Today marks the 75th anniversary of D-Day, the Allied invasion of France on June 6, 1944. It was the largest and most difficult amphibious operation in history. On that day, American, British, Canadian, free French and free Polish troops landed on the beaches of Normandy, a province in northwestern France, near the Cherbourg Peninsula. It proved to be one of the bloodiest days of World War II.
The German army had occupied most of France following its surrender in June 1940. By 1944, The Germans were expecting the allies to attack from the west, but they didn’t know where or when. They had built concrete and steel fortifications, which were then called “The Atlantic Wall.” It stretched from the Arctic Circle in the north all the way to the Spanish border in the south.
The Normandy coast is separated from England by the English Channel, which isn’t all that wide. The narrowest point is the Pas de Calais, where the Germans expected the invasion. The weather that week was terrible. The Germans didn’t expect the invasion at that place nor under such adverse conditions.
The invasion had been in the planning for over two years. Over two million service personnel had been amassed in southern England, along with mountains of supplies and munitions, vehicles and planes. It was a gargantuan task just to plan the attack, much less carry it out.
The Allies needed to gain a foothold at Normandy the first day, or risk being summarily driven back into the sea. The only option was victory. Sheer bravery and determination by the individuals there made the difference in the face of a furious German defense. Many a man met his maker that day. Many didn’t make it off the beach. By the end of the day, there were more than 12,000 Allied killed, wounded or missing. No small price to pay for freedom. But the Allies gained the foothold they needed. A total of 132,000 troops and 23,000 paratroopers had made it ashore the first day. They had been supported by more than 12,000 planes and 6,000 ships. The battleship Texas was there and helped bombard the Normandy coast before the troops went in.
The landing was only the beginning. The Germans weren’t nearly defeated. A counterattack by German Panzer divisions in the area, could very well have ended the invasion almost before it got started; but that didn’t happen.
Following D-Day, the Allied forces then had to fight their way against fierce German defenses, across the hedgerow country of northwestern France, and on to Paris, and then Belgium and Germany, itself, before the surrender in May 1945.
The veterans of D-Day are now at least in their 90s. They won’t be with us too much longer.
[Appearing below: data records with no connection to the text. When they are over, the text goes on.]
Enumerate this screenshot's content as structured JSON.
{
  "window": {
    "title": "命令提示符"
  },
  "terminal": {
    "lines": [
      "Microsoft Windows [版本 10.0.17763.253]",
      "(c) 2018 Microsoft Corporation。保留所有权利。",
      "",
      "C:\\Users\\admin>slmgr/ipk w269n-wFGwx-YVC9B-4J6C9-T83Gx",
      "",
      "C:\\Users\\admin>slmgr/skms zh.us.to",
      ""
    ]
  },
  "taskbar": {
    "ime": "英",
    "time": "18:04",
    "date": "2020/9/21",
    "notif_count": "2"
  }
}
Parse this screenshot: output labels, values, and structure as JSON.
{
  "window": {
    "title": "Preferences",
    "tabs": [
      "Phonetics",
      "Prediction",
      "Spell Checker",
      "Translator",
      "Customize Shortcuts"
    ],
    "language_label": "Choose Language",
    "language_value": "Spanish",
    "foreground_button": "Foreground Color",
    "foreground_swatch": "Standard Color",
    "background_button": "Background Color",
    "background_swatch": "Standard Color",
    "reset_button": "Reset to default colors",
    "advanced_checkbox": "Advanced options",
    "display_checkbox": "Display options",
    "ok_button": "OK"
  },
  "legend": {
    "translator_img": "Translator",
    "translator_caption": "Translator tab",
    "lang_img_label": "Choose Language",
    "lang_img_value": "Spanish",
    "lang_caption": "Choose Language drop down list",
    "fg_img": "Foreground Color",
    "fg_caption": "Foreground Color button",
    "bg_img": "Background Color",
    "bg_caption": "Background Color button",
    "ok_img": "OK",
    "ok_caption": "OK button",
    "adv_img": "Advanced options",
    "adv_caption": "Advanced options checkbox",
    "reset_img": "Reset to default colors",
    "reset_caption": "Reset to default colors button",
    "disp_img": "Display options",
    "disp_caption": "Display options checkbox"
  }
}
If you know someone who’s a veteran of World War II, today would be an appropriate day to tell him or her “Thanks” for their war service and their sacrifices for freedom and this great country.